Task requirements »
Print the data in full, exactly as it reads.

Exercise materials »
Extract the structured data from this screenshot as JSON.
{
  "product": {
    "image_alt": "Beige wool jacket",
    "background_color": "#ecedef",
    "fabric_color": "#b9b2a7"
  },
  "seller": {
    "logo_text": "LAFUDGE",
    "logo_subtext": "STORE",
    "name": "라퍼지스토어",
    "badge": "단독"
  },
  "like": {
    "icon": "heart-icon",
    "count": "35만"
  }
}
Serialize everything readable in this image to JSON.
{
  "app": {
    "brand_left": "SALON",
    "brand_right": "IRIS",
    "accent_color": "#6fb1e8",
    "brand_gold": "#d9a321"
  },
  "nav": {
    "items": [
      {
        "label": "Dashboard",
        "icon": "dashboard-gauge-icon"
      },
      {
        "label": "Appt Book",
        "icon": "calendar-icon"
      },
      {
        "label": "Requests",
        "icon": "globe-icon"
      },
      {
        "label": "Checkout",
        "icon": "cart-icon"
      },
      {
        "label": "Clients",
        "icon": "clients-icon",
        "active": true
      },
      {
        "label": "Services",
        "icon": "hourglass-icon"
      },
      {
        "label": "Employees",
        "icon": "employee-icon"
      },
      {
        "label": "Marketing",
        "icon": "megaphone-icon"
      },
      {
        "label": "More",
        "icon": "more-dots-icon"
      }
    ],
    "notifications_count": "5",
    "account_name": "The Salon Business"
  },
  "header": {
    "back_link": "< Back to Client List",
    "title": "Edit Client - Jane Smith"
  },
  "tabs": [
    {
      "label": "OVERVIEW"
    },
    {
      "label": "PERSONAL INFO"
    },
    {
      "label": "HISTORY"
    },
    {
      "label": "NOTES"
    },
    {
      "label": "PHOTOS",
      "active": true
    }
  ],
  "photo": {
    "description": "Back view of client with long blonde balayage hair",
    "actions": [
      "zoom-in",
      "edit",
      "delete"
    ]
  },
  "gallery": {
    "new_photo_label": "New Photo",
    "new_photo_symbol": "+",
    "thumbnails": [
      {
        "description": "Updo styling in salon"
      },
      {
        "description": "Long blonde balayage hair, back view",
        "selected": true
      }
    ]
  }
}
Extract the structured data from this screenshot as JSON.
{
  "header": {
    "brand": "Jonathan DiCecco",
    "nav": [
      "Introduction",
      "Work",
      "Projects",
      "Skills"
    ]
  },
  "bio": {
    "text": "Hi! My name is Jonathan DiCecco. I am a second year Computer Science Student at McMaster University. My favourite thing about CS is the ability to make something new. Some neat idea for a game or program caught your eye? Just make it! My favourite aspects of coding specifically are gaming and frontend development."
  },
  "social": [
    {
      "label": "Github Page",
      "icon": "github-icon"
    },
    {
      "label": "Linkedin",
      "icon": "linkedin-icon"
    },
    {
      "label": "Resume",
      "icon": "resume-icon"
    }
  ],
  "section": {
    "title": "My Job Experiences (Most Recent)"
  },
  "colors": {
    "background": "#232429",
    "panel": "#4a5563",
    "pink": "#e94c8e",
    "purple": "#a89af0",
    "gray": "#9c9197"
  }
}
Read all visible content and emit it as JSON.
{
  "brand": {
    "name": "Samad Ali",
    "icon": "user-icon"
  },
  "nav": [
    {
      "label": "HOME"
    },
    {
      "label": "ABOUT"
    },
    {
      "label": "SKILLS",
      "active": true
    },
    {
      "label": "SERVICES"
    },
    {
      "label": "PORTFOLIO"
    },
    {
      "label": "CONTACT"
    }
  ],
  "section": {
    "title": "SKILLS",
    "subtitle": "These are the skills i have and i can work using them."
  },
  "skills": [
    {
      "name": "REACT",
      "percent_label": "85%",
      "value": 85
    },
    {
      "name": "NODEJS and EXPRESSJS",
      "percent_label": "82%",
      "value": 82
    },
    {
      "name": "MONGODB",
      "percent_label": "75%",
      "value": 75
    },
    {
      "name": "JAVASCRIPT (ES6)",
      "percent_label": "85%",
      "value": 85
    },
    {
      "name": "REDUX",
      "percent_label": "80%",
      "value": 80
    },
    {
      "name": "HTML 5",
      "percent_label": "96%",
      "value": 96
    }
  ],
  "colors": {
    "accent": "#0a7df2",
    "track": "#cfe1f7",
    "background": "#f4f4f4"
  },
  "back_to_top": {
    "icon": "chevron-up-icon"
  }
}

Reply to the exercise »
Extract the structured data from this screenshot as JSON.
{
  "product": {
    "image_alt": "Beige wool jacket",
    "background_color": "#ecedef",
    "fabric_color": "#b9b2a7"
  },
  "seller": {
    "logo_text": "LAFUDGE",
    "logo_subtext": "STORE",
    "name": "라퍼지스토어",
    "badge": "단독"
  },
  "like": {
    "icon": "heart-icon",
    "count": "35만"
  }
}
Serialize everything readable in this image to JSON.
{
  "app": {
    "brand_left": "SALON",
    "brand_right": "IRIS",
    "accent_color": "#6fb1e8",
    "brand_gold": "#d9a321"
  },
  "nav": {
    "items": [
      {
        "label": "Dashboard",
        "icon": "dashboard-gauge-icon"
      },
      {
        "label": "Appt Book",
        "icon": "calendar-icon"
      },
      {
        "label": "Requests",
        "icon": "globe-icon"
      },
      {
        "label": "Checkout",
        "icon": "cart-icon"
      },
      {
        "label": "Clients",
        "icon": "clients-icon",
        "active": true
      },
      {
        "label": "Services",
        "icon": "hourglass-icon"
      },
      {
        "label": "Employees",
        "icon": "employee-icon"
      },
      {
        "label": "Marketing",
        "icon": "megaphone-icon"
      },
      {
        "label": "More",
        "icon": "more-dots-icon"
      }
    ],
    "notifications_count": "5",
    "account_name": "The Salon Business"
  },
  "header": {
    "back_link": "< Back to Client List",
    "title": "Edit Client - Jane Smith"
  },
  "tabs": [
    {
      "label": "OVERVIEW"
    },
    {
      "label": "PERSONAL INFO"
    },
    {
      "label": "HISTORY"
    },
    {
      "label": "NOTES"
    },
    {
      "label": "PHOTOS",
      "active": true
    }
  ],
  "photo": {
    "description": "Back view of client with long blonde balayage hair",
    "actions": [
      "zoom-in",
      "edit",
      "delete"
    ]
  },
  "gallery": {
    "new_photo_label": "New Photo",
    "new_photo_symbol": "+",
    "thumbnails": [
      {
        "description": "Updo styling in salon"
      },
      {
        "description": "Long blonde balayage hair, back view",
        "selected": true
      }
    ]
  }
}
Extract the structured data from this screenshot as JSON.
{
  "header": {
    "brand": "Jonathan DiCecco",
    "nav": [
      "Introduction",
      "Work",
      "Projects",
      "Skills"
    ]
  },
  "bio": {
    "text": "Hi! My name is Jonathan DiCecco. I am a second year Computer Science Student at McMaster University. My favourite thing about CS is the ability to make something new. Some neat idea for a game or program caught your eye? Just make it! My favourite aspects of coding specifically are gaming and frontend development."
  },
  "social": [
    {
      "label": "Github Page",
      "icon": "github-icon"
    },
    {
      "label": "Linkedin",
      "icon": "linkedin-icon"
    },
    {
      "label": "Resume",
      "icon": "resume-icon"
    }
  ],
  "section": {
    "title": "My Job Experiences (Most Recent)"
  },
  "colors": {
    "background": "#232429",
    "panel": "#4a5563",
    "pink": "#e94c8e",
    "purple": "#a89af0",
    "gray": "#9c9197"
  }
}
Read all visible content and emit it as JSON.
{
  "brand": {
    "name": "Samad Ali",
    "icon": "user-icon"
  },
  "nav": [
    {
      "label": "HOME"
    },
    {
      "label": "ABOUT"
    },
    {
      "label": "SKILLS",
      "active": true
    },
    {
      "label": "SERVICES"
    },
    {
      "label": "PORTFOLIO"
    },
    {
      "label": "CONTACT"
    }
  ],
  "section": {
    "title": "SKILLS",
    "subtitle": "These are the skills i have and i can work using them."
  },
  "skills": [
    {
      "name": "REACT",
      "percent_label": "85%",
      "value": 85
    },
    {
      "name": "NODEJS and EXPRESSJS",
      "percent_label": "82%",
      "value": 82
    },
    {
      "name": "MONGODB",
      "percent_label": "75%",
      "value": 75
    },
    {
      "name": "JAVASCRIPT (ES6)",
      "percent_label": "85%",
      "value": 85
    },
    {
      "name": "REDUX",
      "percent_label": "80%",
      "value": 80
    },
    {
      "name": "HTML 5",
      "percent_label": "96%",
      "value": 96
    }
  ],
  "colors": {
    "accent": "#0a7df2",
    "track": "#cfe1f7",
    "background": "#f4f4f4"
  },
  "back_to_top": {
    "icon": "chevron-up-icon"
  }
}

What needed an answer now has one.